The sole speaker is Jay Rosen; the esteemed Lisa Williams is helping with the setup and backchannel. And without further ado:
Every sport, I believe, has its own optimal medium. For baseball, I like the intimacy of radio, and the timing and traditions of the medium lend themselves well to a sport driven by discrete, well-defined actions. Pro and college football actually work better on television than in person — unless you’re intoxicated, when all bets are off. Soccer, as this year’s World Cup proves, lends itself to Twitter’s ability to celebrate goals, talk trash, and complain about calls (or diving for calls) in truncated bursts. Basketball, hockey, and (usually) tennis have a combination of speed, intimacy, and crowd effect that make the stadium experience hardest to beat or replicate.
But what about a tennis match, like that between John Isner and Nicolas Mahut at Wimbledon, that because of endless tiebreaks and evening suspensions, spills over into more than ten hours and a third day?
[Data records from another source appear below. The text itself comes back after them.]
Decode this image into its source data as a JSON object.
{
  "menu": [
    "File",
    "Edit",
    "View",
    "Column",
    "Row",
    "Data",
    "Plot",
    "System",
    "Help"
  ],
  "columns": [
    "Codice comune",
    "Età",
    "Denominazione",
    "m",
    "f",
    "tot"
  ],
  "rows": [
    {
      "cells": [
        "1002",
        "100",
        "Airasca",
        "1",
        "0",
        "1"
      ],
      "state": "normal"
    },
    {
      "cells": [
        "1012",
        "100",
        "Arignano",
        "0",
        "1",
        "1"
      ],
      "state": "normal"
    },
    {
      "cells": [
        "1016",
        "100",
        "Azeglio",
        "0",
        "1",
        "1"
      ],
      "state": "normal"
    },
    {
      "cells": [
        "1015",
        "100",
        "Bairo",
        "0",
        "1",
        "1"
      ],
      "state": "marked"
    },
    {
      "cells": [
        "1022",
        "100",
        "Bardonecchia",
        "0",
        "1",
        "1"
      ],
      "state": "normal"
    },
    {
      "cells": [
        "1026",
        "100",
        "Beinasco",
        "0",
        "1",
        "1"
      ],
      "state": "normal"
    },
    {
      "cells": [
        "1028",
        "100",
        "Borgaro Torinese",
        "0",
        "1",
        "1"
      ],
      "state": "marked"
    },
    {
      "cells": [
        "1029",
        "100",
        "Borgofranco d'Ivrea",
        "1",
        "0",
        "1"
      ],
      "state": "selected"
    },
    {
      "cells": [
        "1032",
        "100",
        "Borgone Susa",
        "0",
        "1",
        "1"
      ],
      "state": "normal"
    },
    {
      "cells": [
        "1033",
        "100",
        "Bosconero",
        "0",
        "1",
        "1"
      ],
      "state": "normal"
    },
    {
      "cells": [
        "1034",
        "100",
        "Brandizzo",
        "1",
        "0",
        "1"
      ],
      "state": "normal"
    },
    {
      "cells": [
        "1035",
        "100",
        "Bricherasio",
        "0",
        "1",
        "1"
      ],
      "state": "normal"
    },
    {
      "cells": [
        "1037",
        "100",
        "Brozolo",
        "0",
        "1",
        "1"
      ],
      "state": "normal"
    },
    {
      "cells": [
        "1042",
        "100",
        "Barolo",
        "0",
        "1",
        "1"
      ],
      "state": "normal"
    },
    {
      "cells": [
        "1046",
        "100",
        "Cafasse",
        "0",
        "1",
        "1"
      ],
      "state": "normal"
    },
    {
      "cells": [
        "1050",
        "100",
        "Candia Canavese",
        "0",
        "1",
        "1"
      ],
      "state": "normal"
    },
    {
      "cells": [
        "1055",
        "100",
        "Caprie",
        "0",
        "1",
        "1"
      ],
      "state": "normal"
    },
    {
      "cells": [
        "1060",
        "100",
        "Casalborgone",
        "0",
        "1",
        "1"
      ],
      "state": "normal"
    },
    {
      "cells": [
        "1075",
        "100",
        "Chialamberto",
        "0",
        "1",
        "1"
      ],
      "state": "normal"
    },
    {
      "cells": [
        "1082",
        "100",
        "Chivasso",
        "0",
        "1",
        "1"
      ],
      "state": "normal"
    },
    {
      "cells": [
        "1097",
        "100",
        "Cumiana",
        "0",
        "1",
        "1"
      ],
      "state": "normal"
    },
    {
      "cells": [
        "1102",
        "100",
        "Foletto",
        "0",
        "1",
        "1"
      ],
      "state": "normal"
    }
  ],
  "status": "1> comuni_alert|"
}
In such a case, stadium attendance and television alike become gruesome; you’re watching something that resembles a tennis match, but feels more like an all-night dance-a-thon. It’s horrible and fascinating at the same time. You can’t bear to watch, but you need periodic updates, because at any moment, something — anything — may happen.
Here, then, is the perfect sports experience for the liveblog. And here, too, The Guardian’s Xan Brooks is the master, riveting to read even in retrospect. Consider :
4.05pm: The Isner-Mahut battle is a bizarre mix of the gripping and the deadly dull. It’s tennis’s equivalent of Waiting For Godot, in which two lowly journeymen comedians are forced to remain on an outside court until hell freezes over and the sun falls from the sky. Isner and Mahut are dying a thousand deaths out there on Court 18 and yet nobody cares, because they’re watching the football. So the players stand out on their baseline and belt aces past each-other in a fifth set that has already crawled past two hours. They are now tied at 18-games apiece.
On and on they go. Soon they will sprout beards and their hair will grow down their backs, and their tennis whites will yellow and then rot off their bodies. And still they will stand out there on Court 18, belting aces and listening as the umpire calls the score. Finally, I suppose, one of them will die.
Ooh, I can see the football out of the corner of my eye. England still 1–0 up!
And, four and a half hours later:
8.40pm: It’s 56 games all and darkness is falling. This, needless to say, is not a good development, because everybody knows that zombies like the dark. So far in this match they’ve been comparatively puny and manageable, only eating a few of the spectators in between bashing their serves.
But come night-fall the world is their oyster. They will play on, play on, right through until dawn. Perhaps they will even leave the court during the change-overs to munch on other people. Has Roger Federer left the grounds? Perhaps they will munch on him, hounding him down as he runs for his car, disembowelling him in the parking lot and leaving Wimbledon without its reigning champion. Maybe they will even eat the trophy too.
Growing darker, darker all the while.
They are still tied at 59 all in the fifth and final set. This set alone is longer than any other match in tennis history. Play will resume tomorrow.